=== Exercise prompt ===
Out of the listing below, copy every line that carries the string "index".

*** Opening of Data to examine ***

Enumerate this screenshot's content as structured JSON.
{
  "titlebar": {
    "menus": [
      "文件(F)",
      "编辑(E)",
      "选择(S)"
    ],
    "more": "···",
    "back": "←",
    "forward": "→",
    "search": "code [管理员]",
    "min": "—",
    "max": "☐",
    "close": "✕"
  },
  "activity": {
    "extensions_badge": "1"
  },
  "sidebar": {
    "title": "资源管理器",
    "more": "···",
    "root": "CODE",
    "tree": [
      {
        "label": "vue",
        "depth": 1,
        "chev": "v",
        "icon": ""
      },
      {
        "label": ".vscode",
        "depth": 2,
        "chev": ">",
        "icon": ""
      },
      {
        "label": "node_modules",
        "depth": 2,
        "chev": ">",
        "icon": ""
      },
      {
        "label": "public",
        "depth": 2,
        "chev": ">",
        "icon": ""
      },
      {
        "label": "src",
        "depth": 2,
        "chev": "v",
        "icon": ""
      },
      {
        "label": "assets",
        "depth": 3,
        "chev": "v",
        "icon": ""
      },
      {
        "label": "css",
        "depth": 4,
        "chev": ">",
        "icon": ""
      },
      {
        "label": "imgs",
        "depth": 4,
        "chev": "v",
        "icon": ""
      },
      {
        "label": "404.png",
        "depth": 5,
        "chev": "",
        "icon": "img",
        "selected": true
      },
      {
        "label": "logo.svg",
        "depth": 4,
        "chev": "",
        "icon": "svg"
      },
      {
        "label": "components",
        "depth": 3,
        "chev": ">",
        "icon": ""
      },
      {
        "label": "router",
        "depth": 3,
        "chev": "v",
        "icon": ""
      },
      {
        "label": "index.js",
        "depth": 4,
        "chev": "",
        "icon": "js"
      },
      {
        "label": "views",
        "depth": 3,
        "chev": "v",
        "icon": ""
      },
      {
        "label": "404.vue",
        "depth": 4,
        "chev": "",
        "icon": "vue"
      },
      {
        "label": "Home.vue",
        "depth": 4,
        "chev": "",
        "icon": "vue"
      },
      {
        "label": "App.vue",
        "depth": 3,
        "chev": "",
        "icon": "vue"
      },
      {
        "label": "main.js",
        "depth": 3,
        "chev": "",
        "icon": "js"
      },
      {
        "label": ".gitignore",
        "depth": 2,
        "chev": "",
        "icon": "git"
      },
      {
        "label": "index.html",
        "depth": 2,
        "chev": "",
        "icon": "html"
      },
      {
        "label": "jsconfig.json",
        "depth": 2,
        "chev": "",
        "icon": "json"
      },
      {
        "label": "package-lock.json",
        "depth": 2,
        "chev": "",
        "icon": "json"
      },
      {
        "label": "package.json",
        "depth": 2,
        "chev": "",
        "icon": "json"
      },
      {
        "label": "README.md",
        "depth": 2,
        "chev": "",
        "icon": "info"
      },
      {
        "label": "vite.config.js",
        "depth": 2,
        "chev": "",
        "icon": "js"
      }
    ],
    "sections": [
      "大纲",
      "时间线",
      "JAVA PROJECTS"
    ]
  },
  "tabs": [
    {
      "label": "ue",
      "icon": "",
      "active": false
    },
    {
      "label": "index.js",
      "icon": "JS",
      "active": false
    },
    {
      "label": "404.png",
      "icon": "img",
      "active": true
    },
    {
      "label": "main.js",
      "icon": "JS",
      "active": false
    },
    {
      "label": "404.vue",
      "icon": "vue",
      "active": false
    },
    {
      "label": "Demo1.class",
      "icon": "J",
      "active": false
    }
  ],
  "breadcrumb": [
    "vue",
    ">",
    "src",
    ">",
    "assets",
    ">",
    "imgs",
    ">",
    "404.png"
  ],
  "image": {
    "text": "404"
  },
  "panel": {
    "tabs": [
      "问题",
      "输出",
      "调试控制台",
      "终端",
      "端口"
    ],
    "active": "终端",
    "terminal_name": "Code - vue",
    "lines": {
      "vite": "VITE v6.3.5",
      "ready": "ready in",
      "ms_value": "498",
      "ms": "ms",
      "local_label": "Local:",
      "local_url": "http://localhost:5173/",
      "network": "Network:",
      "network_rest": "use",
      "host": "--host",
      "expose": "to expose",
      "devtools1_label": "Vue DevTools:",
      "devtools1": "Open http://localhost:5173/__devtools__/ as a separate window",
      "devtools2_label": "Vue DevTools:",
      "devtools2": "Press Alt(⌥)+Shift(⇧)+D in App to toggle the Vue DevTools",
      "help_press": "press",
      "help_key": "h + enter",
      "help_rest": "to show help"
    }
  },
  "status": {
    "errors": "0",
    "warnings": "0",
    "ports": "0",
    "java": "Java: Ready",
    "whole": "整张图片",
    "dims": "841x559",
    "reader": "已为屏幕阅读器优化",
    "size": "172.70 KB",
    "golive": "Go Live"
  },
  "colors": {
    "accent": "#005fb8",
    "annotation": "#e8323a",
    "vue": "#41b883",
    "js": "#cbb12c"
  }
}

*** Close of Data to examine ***

=== Task answer ===
        "label": "index.js",
        "label": "index.html",
      "label": "index.js",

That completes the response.